I cannot emphasize enough the importance of good employee onboarding. This is the organization’s opportunity to do two things. First, it’s the new hire’s first impression of the company. I’m not discounting the candidate experience, but this is the first impression as an actual employee.
Which leads to the second big thing that onboarding does. It tells the new hire whether all of the things the company said during the hiring process are true. Is the company authentic and truthful?
If you’re thinking about evaluating your onboarding process, here are a few articles worth checking out:
Pre-boarding has been introduced as the paperwork subset of onboarding employees. Xerox offers a solution to pre-boarding paperwork management.
Onboarding is the foundation of employee engagement. Be strategic in your onboarding process following these 4 trends that engage new hires.
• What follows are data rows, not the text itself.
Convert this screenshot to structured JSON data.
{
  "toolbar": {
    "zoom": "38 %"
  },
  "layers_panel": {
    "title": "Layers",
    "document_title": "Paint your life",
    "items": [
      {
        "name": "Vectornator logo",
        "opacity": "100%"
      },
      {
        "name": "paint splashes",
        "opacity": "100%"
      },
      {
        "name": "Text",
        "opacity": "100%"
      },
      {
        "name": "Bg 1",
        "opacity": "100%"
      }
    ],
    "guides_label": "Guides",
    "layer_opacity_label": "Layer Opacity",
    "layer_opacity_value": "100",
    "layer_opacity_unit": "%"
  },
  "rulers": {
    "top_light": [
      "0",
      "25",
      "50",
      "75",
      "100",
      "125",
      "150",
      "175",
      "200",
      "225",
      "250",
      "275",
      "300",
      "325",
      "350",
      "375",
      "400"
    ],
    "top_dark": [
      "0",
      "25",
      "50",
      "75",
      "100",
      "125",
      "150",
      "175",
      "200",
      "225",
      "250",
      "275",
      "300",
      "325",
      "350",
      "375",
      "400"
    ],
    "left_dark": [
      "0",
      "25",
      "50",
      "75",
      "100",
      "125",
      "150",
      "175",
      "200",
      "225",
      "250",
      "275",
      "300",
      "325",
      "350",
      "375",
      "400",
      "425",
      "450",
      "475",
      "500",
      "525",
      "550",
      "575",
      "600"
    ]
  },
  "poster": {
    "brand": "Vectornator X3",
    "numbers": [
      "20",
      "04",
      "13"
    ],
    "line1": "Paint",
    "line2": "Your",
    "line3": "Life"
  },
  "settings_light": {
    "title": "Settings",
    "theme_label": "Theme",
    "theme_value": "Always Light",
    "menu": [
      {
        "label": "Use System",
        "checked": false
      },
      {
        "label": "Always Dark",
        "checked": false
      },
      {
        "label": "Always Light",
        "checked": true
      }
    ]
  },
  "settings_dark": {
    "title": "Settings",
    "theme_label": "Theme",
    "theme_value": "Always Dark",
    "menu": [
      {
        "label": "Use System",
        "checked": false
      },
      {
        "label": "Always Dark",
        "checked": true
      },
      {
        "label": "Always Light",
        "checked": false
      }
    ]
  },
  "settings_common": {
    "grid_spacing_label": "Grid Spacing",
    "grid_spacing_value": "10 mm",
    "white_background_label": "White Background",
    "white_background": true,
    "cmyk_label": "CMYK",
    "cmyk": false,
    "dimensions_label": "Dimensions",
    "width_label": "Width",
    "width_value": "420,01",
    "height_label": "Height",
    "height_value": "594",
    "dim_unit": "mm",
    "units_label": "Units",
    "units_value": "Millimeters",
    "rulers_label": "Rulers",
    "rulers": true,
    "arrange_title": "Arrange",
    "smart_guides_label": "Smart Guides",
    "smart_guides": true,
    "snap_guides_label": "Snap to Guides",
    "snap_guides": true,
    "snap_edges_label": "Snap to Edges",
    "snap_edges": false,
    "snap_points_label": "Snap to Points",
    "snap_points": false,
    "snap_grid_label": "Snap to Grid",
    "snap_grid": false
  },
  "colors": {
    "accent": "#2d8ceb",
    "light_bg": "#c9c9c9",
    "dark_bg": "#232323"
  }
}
Madeline Laurano, founder at Aptitude Research, discusses the two touchpoints in the employee experience that onboarding should address.
Onboarding is where engagement starts. That’s why an onboarding pulse or check-in is important. If new hires are not engaged, learn how to design an intervention.
Onboarding new hires is all about setting expectations. If you don’t, you can expect disengagement and disappointment from employees and managers.
Employee retention is critical today. A pulse survey can help when used during onboarding. Readex shows how to structure and deliver an effective onboarding pulse survey.
Good onboarding is the key to new hire success. To evaluate the impact of your onboarding program, SilkRoad shows us 5 effective data and feedback methods.
In a Korn Ferry Futurestep survey, 98% of executives said the key to employee retention was having a well thought out onboarding program. Organizations with terrific onboarding programs should be regularly evaluating their outcomes and making adjustments. Because just as the recruitment market is changing, the way we set new employees up for success is changing as well.
Image captured by Sharlyn Lauby after speaking at the MBTI Users Conference in San Francisco, CA16